=== Begin Enclosure ===

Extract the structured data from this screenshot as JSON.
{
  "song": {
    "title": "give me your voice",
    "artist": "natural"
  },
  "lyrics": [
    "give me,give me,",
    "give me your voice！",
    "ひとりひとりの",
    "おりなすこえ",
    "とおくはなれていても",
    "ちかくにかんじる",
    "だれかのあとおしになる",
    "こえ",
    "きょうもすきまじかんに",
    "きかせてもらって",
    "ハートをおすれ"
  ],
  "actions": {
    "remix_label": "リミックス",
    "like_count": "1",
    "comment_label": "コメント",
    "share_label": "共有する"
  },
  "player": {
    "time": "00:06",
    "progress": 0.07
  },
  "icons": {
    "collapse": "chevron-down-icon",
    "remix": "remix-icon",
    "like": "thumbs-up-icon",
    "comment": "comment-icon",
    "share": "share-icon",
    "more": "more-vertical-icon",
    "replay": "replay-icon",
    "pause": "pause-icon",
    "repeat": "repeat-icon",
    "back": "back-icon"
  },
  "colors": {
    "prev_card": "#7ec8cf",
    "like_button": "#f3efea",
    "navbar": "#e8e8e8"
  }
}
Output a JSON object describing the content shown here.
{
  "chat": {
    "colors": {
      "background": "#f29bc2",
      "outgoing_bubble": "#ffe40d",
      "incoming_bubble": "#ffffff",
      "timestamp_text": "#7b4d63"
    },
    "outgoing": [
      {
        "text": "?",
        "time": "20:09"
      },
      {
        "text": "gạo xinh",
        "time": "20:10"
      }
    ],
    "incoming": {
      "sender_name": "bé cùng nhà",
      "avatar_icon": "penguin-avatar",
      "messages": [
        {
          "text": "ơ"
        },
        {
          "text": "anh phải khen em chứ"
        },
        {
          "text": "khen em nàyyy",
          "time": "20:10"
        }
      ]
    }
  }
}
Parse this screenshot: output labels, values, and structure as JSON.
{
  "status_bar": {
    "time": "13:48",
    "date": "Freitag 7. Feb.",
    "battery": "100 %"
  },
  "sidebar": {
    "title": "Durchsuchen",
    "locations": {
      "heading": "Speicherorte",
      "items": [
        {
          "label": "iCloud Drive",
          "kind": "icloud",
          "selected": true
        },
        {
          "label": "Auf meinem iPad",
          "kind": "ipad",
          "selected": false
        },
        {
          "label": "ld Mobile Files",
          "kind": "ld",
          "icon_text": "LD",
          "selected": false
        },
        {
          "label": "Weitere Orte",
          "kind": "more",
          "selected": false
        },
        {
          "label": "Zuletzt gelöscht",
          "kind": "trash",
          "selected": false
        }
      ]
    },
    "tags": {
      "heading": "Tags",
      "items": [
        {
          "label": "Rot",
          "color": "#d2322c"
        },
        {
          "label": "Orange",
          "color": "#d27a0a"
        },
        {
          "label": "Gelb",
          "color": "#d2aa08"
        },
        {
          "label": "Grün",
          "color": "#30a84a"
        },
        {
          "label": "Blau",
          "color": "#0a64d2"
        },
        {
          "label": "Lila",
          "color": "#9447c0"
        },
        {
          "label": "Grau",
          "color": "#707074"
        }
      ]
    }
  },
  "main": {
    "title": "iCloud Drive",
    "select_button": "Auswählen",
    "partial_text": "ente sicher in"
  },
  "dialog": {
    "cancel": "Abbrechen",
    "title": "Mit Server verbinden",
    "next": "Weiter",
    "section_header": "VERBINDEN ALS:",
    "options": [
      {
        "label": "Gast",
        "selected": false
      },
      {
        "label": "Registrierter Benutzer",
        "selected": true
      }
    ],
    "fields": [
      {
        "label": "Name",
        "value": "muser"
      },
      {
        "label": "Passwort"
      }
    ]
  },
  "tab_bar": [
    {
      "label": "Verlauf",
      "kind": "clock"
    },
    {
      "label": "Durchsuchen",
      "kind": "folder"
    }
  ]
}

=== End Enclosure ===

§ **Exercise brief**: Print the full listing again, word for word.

§ **Answer section**:
Extract the structured data from this screenshot as JSON.
{
  "song": {
    "title": "give me your voice",
    "artist": "natural"
  },
  "lyrics": [
    "give me,give me,",
    "give me your voice！",
    "ひとりひとりの",
    "おりなすこえ",
    "とおくはなれていても",
    "ちかくにかんじる",
    "だれかのあとおしになる",
    "こえ",
    "きょうもすきまじかんに",
    "きかせてもらって",
    "ハートをおすれ"
  ],
  "actions": {
    "remix_label": "リミックス",
    "like_count": "1",
    "comment_label": "コメント",
    "share_label": "共有する"
  },
  "player": {
    "time": "00:06",
    "progress": 0.07
  },
  "icons": {
    "collapse": "chevron-down-icon",
    "remix": "remix-icon",
    "like": "thumbs-up-icon",
    "comment": "comment-icon",
    "share": "share-icon",
    "more": "more-vertical-icon",
    "replay": "replay-icon",
    "pause": "pause-icon",
    "repeat": "repeat-icon",
    "back": "back-icon"
  },
  "colors": {
    "prev_card": "#7ec8cf",
    "like_button": "#f3efea",
    "navbar": "#e8e8e8"
  }
}
Output a JSON object describing the content shown here.
{
  "chat": {
    "colors": {
      "background": "#f29bc2",
      "outgoing_bubble": "#ffe40d",
      "incoming_bubble": "#ffffff",
      "timestamp_text": "#7b4d63"
    },
    "outgoing": [
      {
        "text": "?",
        "time": "20:09"
      },
      {
        "text": "gạo xinh",
        "time": "20:10"
      }
    ],
    "incoming": {
      "sender_name": "bé cùng nhà",
      "avatar_icon": "penguin-avatar",
      "messages": [
        {
          "text": "ơ"
        },
        {
          "text": "anh phải khen em chứ"
        },
        {
          "text": "khen em nàyyy",
          "time": "20:10"
        }
      ]
    }
  }
}
Parse this screenshot: output labels, values, and structure as JSON.
{
  "status_bar": {
    "time": "13:48",
    "date": "Freitag 7. Feb.",
    "battery": "100 %"
  },
  "sidebar": {
    "title": "Durchsuchen",
    "locations": {
      "heading": "Speicherorte",
      "items": [
        {
          "label": "iCloud Drive",
          "kind": "icloud",
          "selected": true
        },
        {
          "label": "Auf meinem iPad",
          "kind": "ipad",
          "selected": false
        },
        {
          "label": "ld Mobile Files",
          "kind": "ld",
          "icon_text": "LD",
          "selected": false
        },
        {
          "label": "Weitere Orte",
          "kind": "more",
          "selected": false
        },
        {
          "label": "Zuletzt gelöscht",
          "kind": "trash",
          "selected": false
        }
      ]
    },
    "tags": {
      "heading": "Tags",
      "items": [
        {
          "label": "Rot",
          "color": "#d2322c"
        },
        {
          "label": "Orange",
          "color": "#d27a0a"
        },
        {
          "label": "Gelb",
          "color": "#d2aa08"
        },
        {
          "label": "Grün",
          "color": "#30a84a"
        },
        {
          "label": "Blau",
          "color": "#0a64d2"
        },
        {
          "label": "Lila",
          "color": "#9447c0"
        },
        {
          "label": "Grau",
          "color": "#707074"
        }
      ]
    }
  },
  "main": {
    "title": "iCloud Drive",
    "select_button": "Auswählen",
    "partial_text": "ente sicher in"
  },
  "dialog": {
    "cancel": "Abbrechen",
    "title": "Mit Server verbinden",
    "next": "Weiter",
    "section_header": "VERBINDEN ALS:",
    "options": [
      {
        "label": "Gast",
        "selected": false
      },
      {
        "label": "Registrierter Benutzer",
        "selected": true
      }
    ],
    "fields": [
      {
        "label": "Name",
        "value": "muser"
      },
      {
        "label": "Passwort"
      }
    ]
  },
  "tab_bar": [
    {
      "label": "Verlauf",
      "kind": "clock"
    },
    {
      "label": "Durchsuchen",
      "kind": "folder"
    }
  ]
}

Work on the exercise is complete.